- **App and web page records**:
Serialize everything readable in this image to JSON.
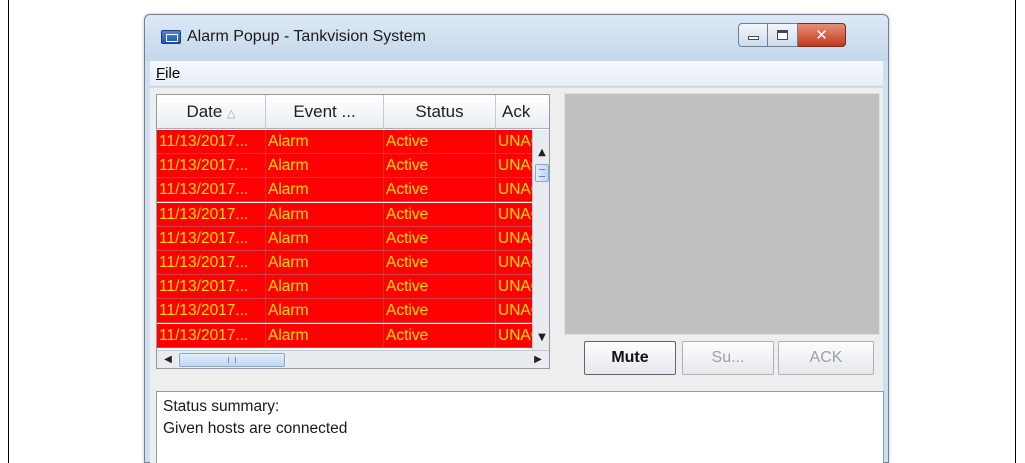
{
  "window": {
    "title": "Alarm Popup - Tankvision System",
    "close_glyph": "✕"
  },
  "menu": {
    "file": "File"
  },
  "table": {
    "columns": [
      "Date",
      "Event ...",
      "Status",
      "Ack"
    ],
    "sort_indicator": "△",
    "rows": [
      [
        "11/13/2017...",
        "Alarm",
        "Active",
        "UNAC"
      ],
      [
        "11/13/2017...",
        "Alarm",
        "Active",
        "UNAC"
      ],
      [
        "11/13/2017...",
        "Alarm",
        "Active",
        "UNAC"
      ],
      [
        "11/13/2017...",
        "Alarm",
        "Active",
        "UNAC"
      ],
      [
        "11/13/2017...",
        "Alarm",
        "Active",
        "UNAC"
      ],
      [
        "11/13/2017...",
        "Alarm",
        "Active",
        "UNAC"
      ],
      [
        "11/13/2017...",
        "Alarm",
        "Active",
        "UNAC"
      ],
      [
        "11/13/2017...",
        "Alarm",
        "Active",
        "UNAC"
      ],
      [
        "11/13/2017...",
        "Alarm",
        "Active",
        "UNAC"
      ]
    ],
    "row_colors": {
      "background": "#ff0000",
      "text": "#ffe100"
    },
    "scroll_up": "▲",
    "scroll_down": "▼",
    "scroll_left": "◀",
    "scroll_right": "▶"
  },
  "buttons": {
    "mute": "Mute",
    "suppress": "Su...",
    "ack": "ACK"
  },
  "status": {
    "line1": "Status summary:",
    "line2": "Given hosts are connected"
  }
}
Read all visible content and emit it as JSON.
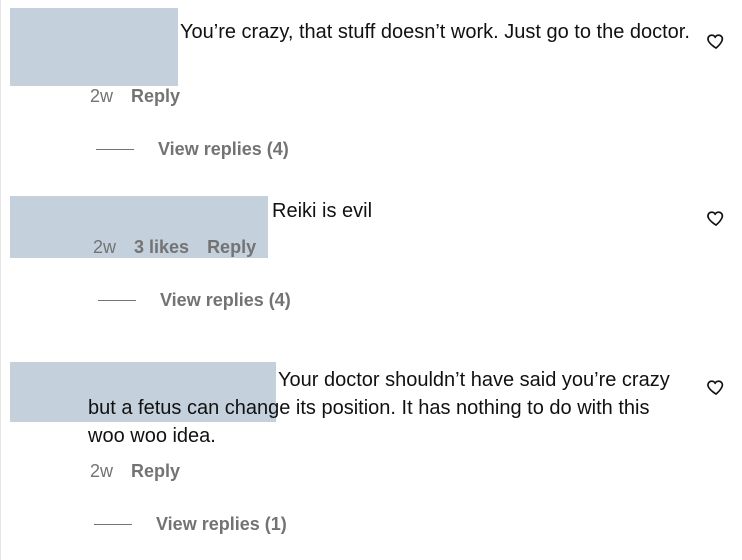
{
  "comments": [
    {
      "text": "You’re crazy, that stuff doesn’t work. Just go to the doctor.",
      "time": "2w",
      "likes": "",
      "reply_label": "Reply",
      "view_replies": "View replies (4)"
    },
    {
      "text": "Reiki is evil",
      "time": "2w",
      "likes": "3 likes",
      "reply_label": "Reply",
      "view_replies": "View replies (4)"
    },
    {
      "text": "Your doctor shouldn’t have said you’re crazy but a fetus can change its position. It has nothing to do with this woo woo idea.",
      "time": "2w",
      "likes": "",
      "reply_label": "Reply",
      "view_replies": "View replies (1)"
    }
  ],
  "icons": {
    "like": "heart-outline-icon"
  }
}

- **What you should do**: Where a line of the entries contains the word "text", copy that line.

- **Finished task**:
      "text": "#ffe100"
      "text": "You’re crazy, that stuff doesn’t work. Just go to the doctor.",
      "text": "Reiki is evil",
      "text": "Your doctor shouldn’t have said you’re crazy but a fetus can change its position. It has nothing to do with this woo woo idea.",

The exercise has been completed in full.